### Problem description
Give the records below again, exactly as they appear.

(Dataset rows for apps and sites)
•••••

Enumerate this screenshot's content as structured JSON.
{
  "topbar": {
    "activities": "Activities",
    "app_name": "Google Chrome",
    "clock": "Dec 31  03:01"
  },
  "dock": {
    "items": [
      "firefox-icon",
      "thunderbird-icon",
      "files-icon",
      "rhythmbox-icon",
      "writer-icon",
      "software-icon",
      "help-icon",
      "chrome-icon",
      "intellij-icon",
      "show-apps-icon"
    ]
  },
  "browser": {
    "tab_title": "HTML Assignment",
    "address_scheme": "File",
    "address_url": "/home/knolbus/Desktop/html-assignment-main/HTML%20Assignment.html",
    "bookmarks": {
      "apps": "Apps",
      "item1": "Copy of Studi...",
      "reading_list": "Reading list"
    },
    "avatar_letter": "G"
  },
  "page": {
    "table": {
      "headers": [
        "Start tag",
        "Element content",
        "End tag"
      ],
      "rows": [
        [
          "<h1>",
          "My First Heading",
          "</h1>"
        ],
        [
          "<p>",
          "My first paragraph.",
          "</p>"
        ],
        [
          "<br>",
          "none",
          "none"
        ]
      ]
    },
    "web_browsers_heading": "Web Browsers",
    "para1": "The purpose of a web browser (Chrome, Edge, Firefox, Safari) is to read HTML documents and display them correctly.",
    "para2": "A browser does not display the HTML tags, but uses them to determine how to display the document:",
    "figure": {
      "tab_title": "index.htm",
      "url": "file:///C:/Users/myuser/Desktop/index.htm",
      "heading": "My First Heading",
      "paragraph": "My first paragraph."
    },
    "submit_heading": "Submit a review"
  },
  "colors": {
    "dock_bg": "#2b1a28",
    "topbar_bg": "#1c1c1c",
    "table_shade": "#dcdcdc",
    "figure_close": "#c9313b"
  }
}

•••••

### Task answer
Enumerate this screenshot's content as structured JSON.
{
  "topbar": {
    "activities": "Activities",
    "app_name": "Google Chrome",
    "clock": "Dec 31  03:01"
  },
  "dock": {
    "items": [
      "firefox-icon",
      "thunderbird-icon",
      "files-icon",
      "rhythmbox-icon",
      "writer-icon",
      "software-icon",
      "help-icon",
      "chrome-icon",
      "intellij-icon",
      "show-apps-icon"
    ]
  },
  "browser": {
    "tab_title": "HTML Assignment",
    "address_scheme": "File",
    "address_url": "/home/knolbus/Desktop/html-assignment-main/HTML%20Assignment.html",
    "bookmarks": {
      "apps": "Apps",
      "item1": "Copy of Studi...",
      "reading_list": "Reading list"
    },
    "avatar_letter": "G"
  },
  "page": {
    "table": {
      "headers": [
        "Start tag",
        "Element content",
        "End tag"
      ],
      "rows": [
        [
          "<h1>",
          "My First Heading",
          "</h1>"
        ],
        [
          "<p>",
          "My first paragraph.",
          "</p>"
        ],
        [
          "<br>",
          "none",
          "none"
        ]
      ]
    },
    "web_browsers_heading": "Web Browsers",
    "para1": "The purpose of a web browser (Chrome, Edge, Firefox, Safari) is to read HTML documents and display them correctly.",
    "para2": "A browser does not display the HTML tags, but uses them to determine how to display the document:",
    "figure": {
      "tab_title": "index.htm",
      "url": "file:///C:/Users/myuser/Desktop/index.htm",
      "heading": "My First Heading",
      "paragraph": "My first paragraph."
    },
    "submit_heading": "Submit a review"
  },
  "colors": {
    "dock_bg": "#2b1a28",
    "topbar_bg": "#1c1c1c",
    "table_shade": "#dcdcdc",
    "figure_close": "#c9313b"
  }
}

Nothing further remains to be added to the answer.